*What the task requires*: A complete, exact retyping of the data below is required.

*Records supplied*:
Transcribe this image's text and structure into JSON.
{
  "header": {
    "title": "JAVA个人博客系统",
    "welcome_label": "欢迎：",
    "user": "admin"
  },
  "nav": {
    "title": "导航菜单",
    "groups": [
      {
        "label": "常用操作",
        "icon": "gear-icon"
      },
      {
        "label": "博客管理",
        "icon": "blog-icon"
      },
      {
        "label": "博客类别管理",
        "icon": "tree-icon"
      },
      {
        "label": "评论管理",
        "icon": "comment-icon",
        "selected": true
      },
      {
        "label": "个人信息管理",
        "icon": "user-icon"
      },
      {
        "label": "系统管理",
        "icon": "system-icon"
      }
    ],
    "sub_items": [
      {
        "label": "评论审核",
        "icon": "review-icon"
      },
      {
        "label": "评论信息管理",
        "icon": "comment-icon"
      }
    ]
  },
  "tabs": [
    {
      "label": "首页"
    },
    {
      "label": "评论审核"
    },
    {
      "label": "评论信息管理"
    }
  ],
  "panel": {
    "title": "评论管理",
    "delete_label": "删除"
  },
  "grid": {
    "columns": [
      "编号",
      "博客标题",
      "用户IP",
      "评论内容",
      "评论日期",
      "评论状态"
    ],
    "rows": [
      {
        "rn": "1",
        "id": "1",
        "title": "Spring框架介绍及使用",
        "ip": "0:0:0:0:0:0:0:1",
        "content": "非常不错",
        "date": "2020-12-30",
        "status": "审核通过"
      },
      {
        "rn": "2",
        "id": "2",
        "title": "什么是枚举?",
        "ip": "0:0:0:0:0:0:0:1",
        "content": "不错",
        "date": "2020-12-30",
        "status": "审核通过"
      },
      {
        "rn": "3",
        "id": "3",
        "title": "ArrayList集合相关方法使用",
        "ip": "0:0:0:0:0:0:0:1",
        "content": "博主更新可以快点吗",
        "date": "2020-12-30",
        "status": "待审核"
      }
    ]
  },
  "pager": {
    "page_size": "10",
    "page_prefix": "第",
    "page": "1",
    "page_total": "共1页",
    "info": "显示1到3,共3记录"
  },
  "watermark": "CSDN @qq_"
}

*Answer for this exercise*:
Transcribe this image's text and structure into JSON.
{
  "header": {
    "title": "JAVA个人博客系统",
    "welcome_label": "欢迎：",
    "user": "admin"
  },
  "nav": {
    "title": "导航菜单",
    "groups": [
      {
        "label": "常用操作",
        "icon": "gear-icon"
      },
      {
        "label": "博客管理",
        "icon": "blog-icon"
      },
      {
        "label": "博客类别管理",
        "icon": "tree-icon"
      },
      {
        "label": "评论管理",
        "icon": "comment-icon",
        "selected": true
      },
      {
        "label": "个人信息管理",
        "icon": "user-icon"
      },
      {
        "label": "系统管理",
        "icon": "system-icon"
      }
    ],
    "sub_items": [
      {
        "label": "评论审核",
        "icon": "review-icon"
      },
      {
        "label": "评论信息管理",
        "icon": "comment-icon"
      }
    ]
  },
  "tabs": [
    {
      "label": "首页"
    },
    {
      "label": "评论审核"
    },
    {
      "label": "评论信息管理"
    }
  ],
  "panel": {
    "title": "评论管理",
    "delete_label": "删除"
  },
  "grid": {
    "columns": [
      "编号",
      "博客标题",
      "用户IP",
      "评论内容",
      "评论日期",
      "评论状态"
    ],
    "rows": [
      {
        "rn": "1",
        "id": "1",
        "title": "Spring框架介绍及使用",
        "ip": "0:0:0:0:0:0:0:1",
        "content": "非常不错",
        "date": "2020-12-30",
        "status": "审核通过"
      },
      {
        "rn": "2",
        "id": "2",
        "title": "什么是枚举?",
        "ip": "0:0:0:0:0:0:0:1",
        "content": "不错",
        "date": "2020-12-30",
        "status": "审核通过"
      },
      {
        "rn": "3",
        "id": "3",
        "title": "ArrayList集合相关方法使用",
        "ip": "0:0:0:0:0:0:0:1",
        "content": "博主更新可以快点吗",
        "date": "2020-12-30",
        "status": "待审核"
      }
    ]
  },
  "pager": {
    "page_size": "10",
    "page_prefix": "第",
    "page": "1",
    "page_total": "共1页",
    "info": "显示1到3,共3记录"
  },
  "watermark": "CSDN @qq_"
}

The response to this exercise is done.